Male Enhancement Group - Blog
Several studies show that milk sugar, or lactose, tremendously increases the absorption of calcium. Although intestinal bacteria break milk sugar into lactic acid which helps to dissolve calcium, an increased calcium absorption occurs in the presence of milk sugar even when all bacteria have been destroyed by antibiotics. Animals given calcium with milk sugar deposit some calcium in the femur, or leg bone, in 30 minutes and lay down "highly significant amounts" within two hours. If other sugars are allowed, calcium absorption is so markedly decreased that little of the mineral reaches the bones. This fact undoubtedly explains why babies given formulas containing large amounts of dextromaltose or glucose frequently have faulty bone formation which is shown by abnormal bulging foreheads. The excessive intake of sweets during childhood and adolescence causes facial bones to be underdeveloped and the jaws to remain so small that the teeth are crowded together. Similarly, eating sweets can prevent calcium from being absorbed by an adult.
Although no amount of vitamin D can compensate for the lack of calcium, this mineral is lost in the urine at any age unless vitamin D is adequate; and the losses continue even when no calcium is supplied in the diet. If sufficient calcium has been obtained and well absorbed, large amounts can still be quickly lost in the urine should vitamin B6 and/or magnesium be under supplied. Stress, such as the immobilization of a single limb or the entire body, or the taking of cortisone not compensated for by adequate nutrition, causes calcium to be withdrawn from the bones, the blood calcium to be high, large amounts of this mineral to be lost in the urine, and protein synthesis to be retarded. When the daily diet has supplied 2.5 grams of calcium, healing has been promoted, yet the amount of calcium lost in the urine has not increased.
If stress or cortisone therapy is prolonged, demineralization of bones may "develop dramatically" and spontaneous fractures occur. The loss of minerals stops as soon as stress is removed, cortisone is discontinued, and/or the diet meets the needs of stress. In such cases, following the anti-stress program becomes as important as a high intake of calcium and vitamin D.

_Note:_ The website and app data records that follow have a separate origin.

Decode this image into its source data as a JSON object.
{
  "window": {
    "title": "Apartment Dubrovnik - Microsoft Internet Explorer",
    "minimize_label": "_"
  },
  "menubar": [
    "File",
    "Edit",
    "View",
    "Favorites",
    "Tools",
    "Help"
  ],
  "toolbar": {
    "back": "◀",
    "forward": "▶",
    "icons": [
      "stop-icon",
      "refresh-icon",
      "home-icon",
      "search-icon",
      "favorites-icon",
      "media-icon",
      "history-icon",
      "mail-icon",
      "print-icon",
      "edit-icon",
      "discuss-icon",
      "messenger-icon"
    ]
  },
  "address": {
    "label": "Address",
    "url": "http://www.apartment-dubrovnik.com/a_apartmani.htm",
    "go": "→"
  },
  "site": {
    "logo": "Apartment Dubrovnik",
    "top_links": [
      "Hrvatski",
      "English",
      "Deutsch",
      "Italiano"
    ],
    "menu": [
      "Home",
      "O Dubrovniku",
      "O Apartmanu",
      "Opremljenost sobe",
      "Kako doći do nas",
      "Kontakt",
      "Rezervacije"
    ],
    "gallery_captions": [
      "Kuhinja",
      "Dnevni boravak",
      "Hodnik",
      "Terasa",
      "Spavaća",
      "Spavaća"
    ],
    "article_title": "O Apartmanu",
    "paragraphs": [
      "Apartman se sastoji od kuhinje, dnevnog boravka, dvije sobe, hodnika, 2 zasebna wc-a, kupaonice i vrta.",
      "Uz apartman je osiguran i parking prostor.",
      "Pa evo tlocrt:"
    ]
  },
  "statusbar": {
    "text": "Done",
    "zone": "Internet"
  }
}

What effect strontium-90 has on healing of bone abnormalities is not yet known, but fallout from bombs already tested is expected to continue for the next several years. This mineral is chemically so similar to calcium that it is readily deposited in the bones and teeth whenever calcium is inadequate. Analysis of thousands of deciduous teeth collected in the St. Louis area show that the deposition of strontium has been steadily increasing during the past decade. The body prefers calcium to strontium, however, and if the calcium intake is high, strontium is neither absorbed nor laid down in the bones. Although milk contains some strontium-90, its high calcium content makes this food the best safeguard against harmful deposition. Patients with osteoporosis have been found to absorb strontium particularly rapidly, but the radioactive element is gradually replaced by calcium provided the diet is adequate.
Disc problems. The effect of nutrition on discs, or cartilage pillows which, if healthy, are like rubber cushions between the vertebrae, appears to have been little studied. When patients with disc lesions were given an adequate diet supplemented with 500 to 1,000 milligrams of vitamin C daily, their back pains disappeared and extensive surgery was avoided. A diet particularly high in protein, especially in eggs to supply methionine, and in vitamin E is probably as essential as vitamin C before a damaged disc can be repaired.
About The Author
David Crawford is the CEO and owner of a Male Enhancement Facts company known as Male Enhancement Group which is dedicated to researching and comparing male enhancement products in order to determine which male enhancement product is safer and more effective than other products on the market. Copyright 2010 David Crawford of Natural Male Enhancement This article may be freely distributed if this resource box stays attached.
- The Diet For Bone Abnormalities
- Bone Problems Need Early Recognition
- Causes of Kidney Disease
- Premenstrual Tension and Menstrual Cramps